The U.S. is investigating Allianz SE, for possible bribery by a German printing press company in which it holds a majority stake according to a story by Joe Palazzolo in WSJ.com’s Corruption Currents.
The Foreign Corrupt Practices Act bars US companies from paying bribes to foreign officials to keep or obtain business. The SEC claims jurisdiction over Allianz under the FCPA because it was listed on the New York Stock Exchange until October 2009.
FCPA investigations are a dime a dozen, so I didn’t pay much attention to this one a first. But then I noticed something different about this one. The company accused of bribery is Manroland AG a private equity portfolio company of Allianz.
This raises the specter that federal regulators are looking at the private equity industry as the next area for increased enforcement under the FCPA. At least, Tom Fox raises that possibility.

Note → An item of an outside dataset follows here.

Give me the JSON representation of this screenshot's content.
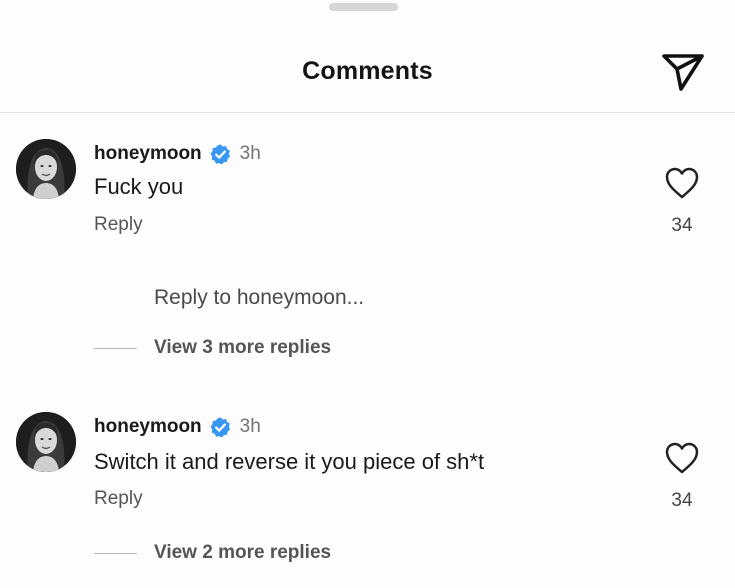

The additional FCPA challenge in the private equity industry is what level of control and ownership will be required to pass the liability up to the parent. Past actions have shown that when you purchase a company, you purchase the FCPA liabilities. Will other forms of acquisitions continue FCPA liability and pass it up the ownership chain? What if a transaction is structured as a purchase of a company’s assets instead of the ownership of the company? That traditionally severs most liabilities. What if ownership is just a minority interest? How much of a say over management will trigger FCPA liability being passed to a minority owner? One board seat? A majority of board seats?